* _REQUIREMENT_: Within the data below, count the lines that include the word "VNPay". Provide the number and nothing further.

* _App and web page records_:
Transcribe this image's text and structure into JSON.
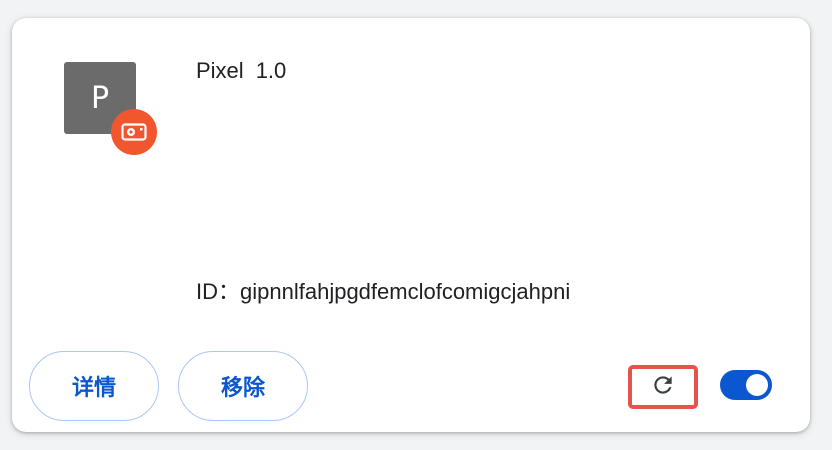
{
  "extension": {
    "icon_letter": "P",
    "name": "Pixel",
    "version": "1.0",
    "id_label": "ID：",
    "id_value": "gipnnlfahjpgdfemclofcomigcjahpni",
    "badge_icon": "camera-icon",
    "enabled": true
  },
  "actions": {
    "details_label": "详情",
    "remove_label": "移除",
    "reload_icon": "reload-icon"
  },
  "colors": {
    "icon_bg": "#6b6b6b",
    "badge": "#f1562e",
    "accent": "#0b57d0",
    "button_border": "#a8c7fa",
    "highlight": "#e5534b"
  }
}
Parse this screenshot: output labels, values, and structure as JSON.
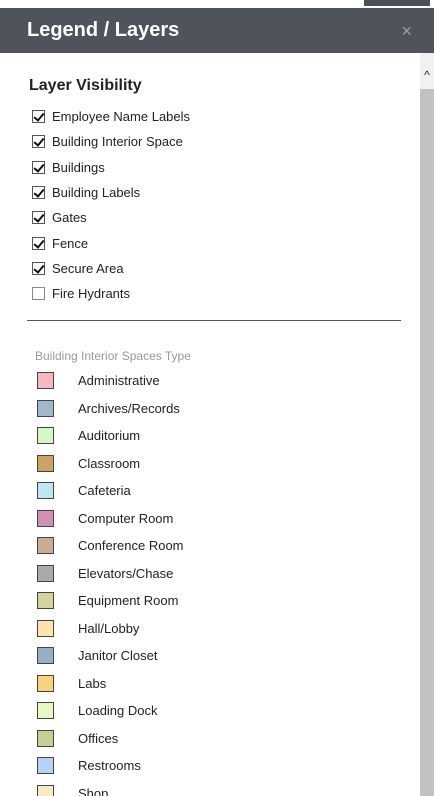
{
  "panel": {
    "title": "Legend / Layers",
    "close_icon": "×"
  },
  "layers": {
    "heading": "Layer Visibility",
    "items": [
      {
        "label": "Employee Name Labels",
        "checked": true
      },
      {
        "label": "Building Interior Space",
        "checked": true
      },
      {
        "label": "Buildings",
        "checked": true
      },
      {
        "label": "Building Labels",
        "checked": true
      },
      {
        "label": "Gates",
        "checked": true
      },
      {
        "label": "Fence",
        "checked": true
      },
      {
        "label": "Secure Area",
        "checked": true
      },
      {
        "label": "Fire Hydrants",
        "checked": false
      }
    ]
  },
  "legend": {
    "heading": "Building Interior Spaces Type",
    "items": [
      {
        "label": "Administrative",
        "color": "#f4b8be"
      },
      {
        "label": "Archives/Records",
        "color": "#a1b8cc"
      },
      {
        "label": "Auditorium",
        "color": "#d5f7c8"
      },
      {
        "label": "Classroom",
        "color": "#c8a566"
      },
      {
        "label": "Cafeteria",
        "color": "#bfe6f2"
      },
      {
        "label": "Computer Room",
        "color": "#d090b4"
      },
      {
        "label": "Conference Room",
        "color": "#ccab94"
      },
      {
        "label": "Elevators/Chase",
        "color": "#aaaaaa"
      },
      {
        "label": "Equipment Room",
        "color": "#d4d39b"
      },
      {
        "label": "Hall/Lobby",
        "color": "#fce3b0"
      },
      {
        "label": "Janitor Closet",
        "color": "#97afc4"
      },
      {
        "label": "Labs",
        "color": "#f8d27c"
      },
      {
        "label": "Loading Dock",
        "color": "#e8f8c2"
      },
      {
        "label": "Offices",
        "color": "#c5cf95"
      },
      {
        "label": "Restrooms",
        "color": "#b9d1f6"
      },
      {
        "label": "Shop",
        "color": "#f8eac5"
      }
    ]
  },
  "scrollbar": {
    "up_icon": "^"
  }
}
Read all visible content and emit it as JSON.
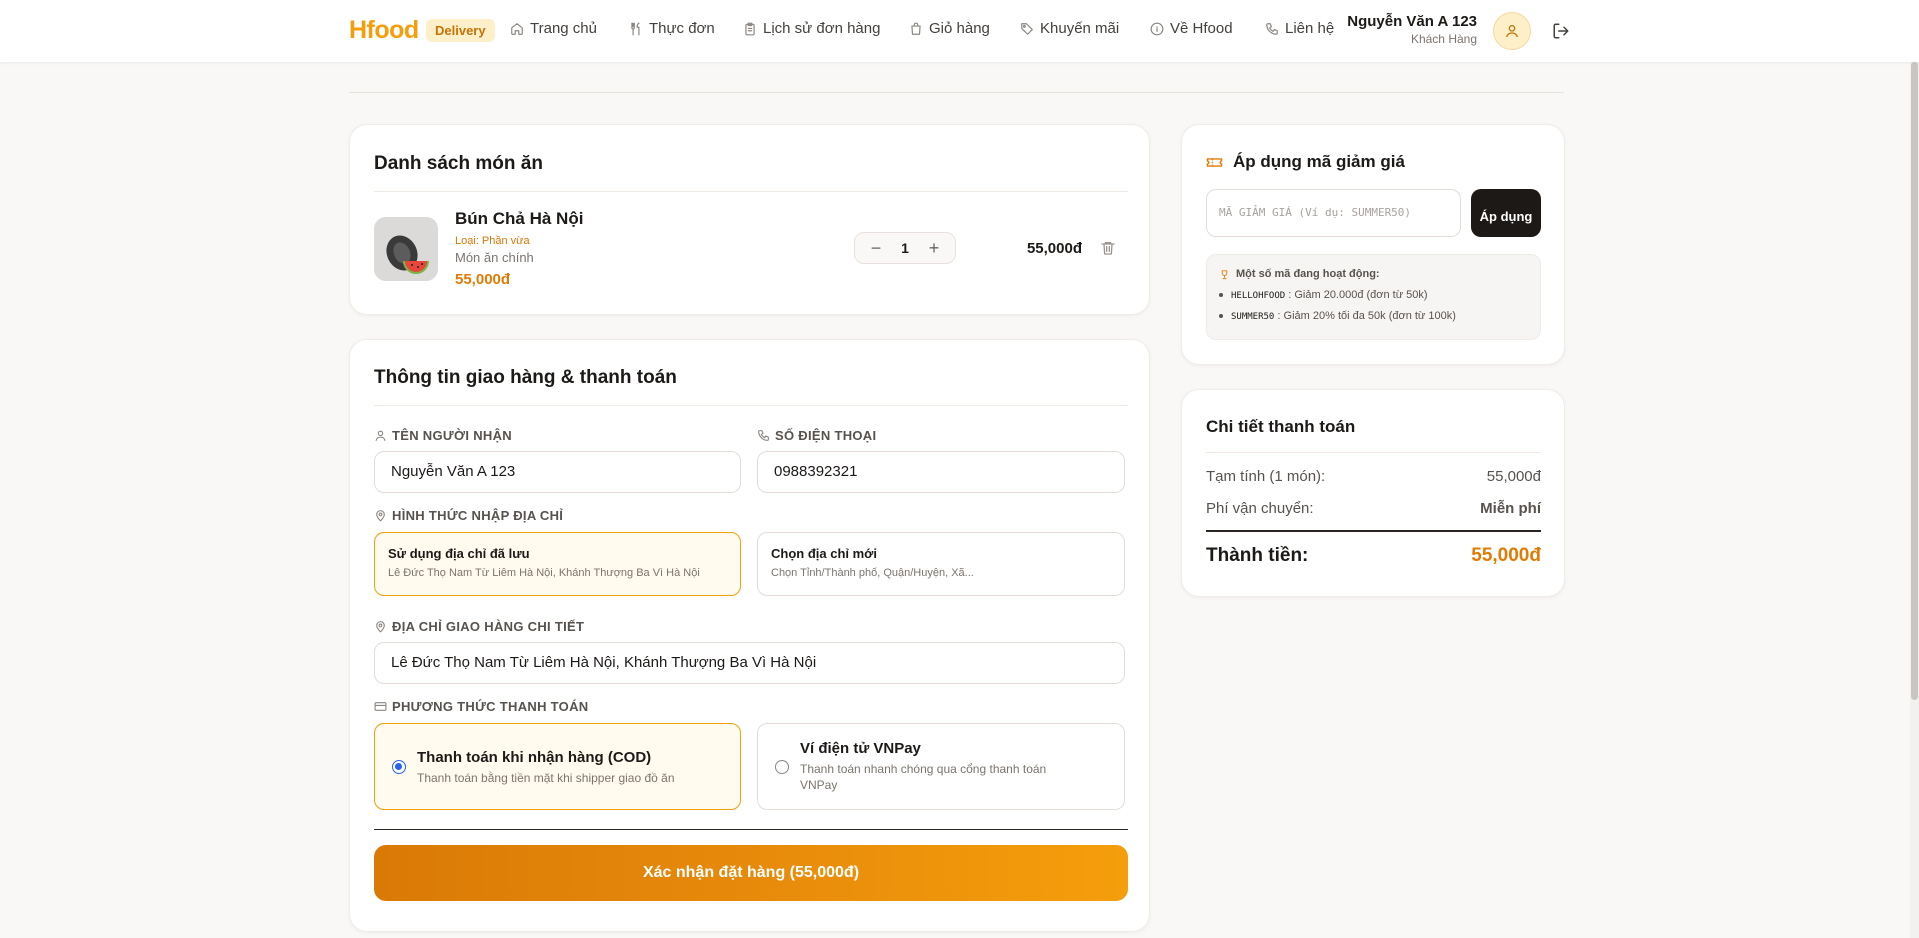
{
  "header": {
    "logo": "Hfood",
    "badge": "Delivery",
    "nav": [
      {
        "label": "Trang chủ",
        "icon": "home-icon"
      },
      {
        "label": "Thực đơn",
        "icon": "utensils-icon"
      },
      {
        "label": "Lịch sử đơn hàng",
        "icon": "clipboard-icon"
      },
      {
        "label": "Giỏ hàng",
        "icon": "shopping-bag-icon"
      },
      {
        "label": "Khuyến mãi",
        "icon": "tag-icon"
      },
      {
        "label": "Về Hfood",
        "icon": "info-icon"
      },
      {
        "label": "Liên hệ",
        "icon": "phone-icon"
      }
    ],
    "user_name": "Nguyễn Văn A 123",
    "user_role": "Khách Hàng"
  },
  "cart": {
    "title": "Danh sách món ăn",
    "items": [
      {
        "name": "Bún Chả Hà Nội",
        "type": "Loại: Phần vừa",
        "category": "Món ăn chính",
        "price": "55,000đ",
        "quantity": "1",
        "total": "55,000đ"
      }
    ]
  },
  "shipping": {
    "title": "Thông tin giao hàng & thanh toán",
    "receiver_label": "TÊN NGƯỜI NHẬN",
    "receiver_value": "Nguyễn Văn A 123",
    "phone_label": "SỐ ĐIỆN THOẠI",
    "phone_value": "0988392321",
    "address_mode_label": "HÌNH THỨC NHẬP ĐỊA CHỈ",
    "saved_title": "Sử dụng địa chỉ đã lưu",
    "saved_sub": "Lê Đức Thọ Nam Từ Liêm Hà Nội, Khánh Thượng Ba Vì Hà Nội",
    "new_title": "Chọn địa chỉ mới",
    "new_sub": "Chọn Tỉnh/Thành phố, Quận/Huyện, Xã...",
    "detail_label": "ĐỊA CHỈ GIAO HÀNG CHI TIẾT",
    "detail_value": "Lê Đức Thọ Nam Từ Liêm Hà Nội, Khánh Thượng Ba Vì Hà Nội",
    "payment_label": "PHƯƠNG THỨC THANH TOÁN",
    "cod_title": "Thanh toán khi nhận hàng (COD)",
    "cod_sub": "Thanh toán bằng tiền mặt khi shipper giao đồ ăn",
    "vnpay_title": "Ví điện tử VNPay",
    "vnpay_sub": "Thanh toán nhanh chóng qua cổng thanh toán VNPay",
    "confirm_label": "Xác nhận đặt hàng (55,000đ)"
  },
  "coupon": {
    "title": "Áp dụng mã giảm giá",
    "placeholder": "MÃ GIẢM GIÁ (Ví dụ: SUMMER50)",
    "apply_label": "Áp dụng",
    "promo_head": "Một số mã đang hoạt động:",
    "promos": [
      {
        "code": "HELLOHFOOD",
        "desc": ": Giảm 20.000đ (đơn từ 50k)"
      },
      {
        "code": "SUMMER50",
        "desc": ": Giảm 20% tối đa 50k (đơn từ 100k)"
      }
    ]
  },
  "summary": {
    "title": "Chi tiết thanh toán",
    "subtotal_label": "Tạm tính (1 món):",
    "subtotal_value": "55,000đ",
    "shipping_label": "Phí vận chuyển:",
    "shipping_value": "Miễn phí",
    "total_label": "Thành tiền:",
    "total_value": "55,000đ"
  },
  "colors": {
    "accent": "#f59e0b",
    "accent_dark": "#e07b06",
    "dark": "#1c1917",
    "radio": "#2563eb"
  }
}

* _COMPLETED EXERCISE_: 2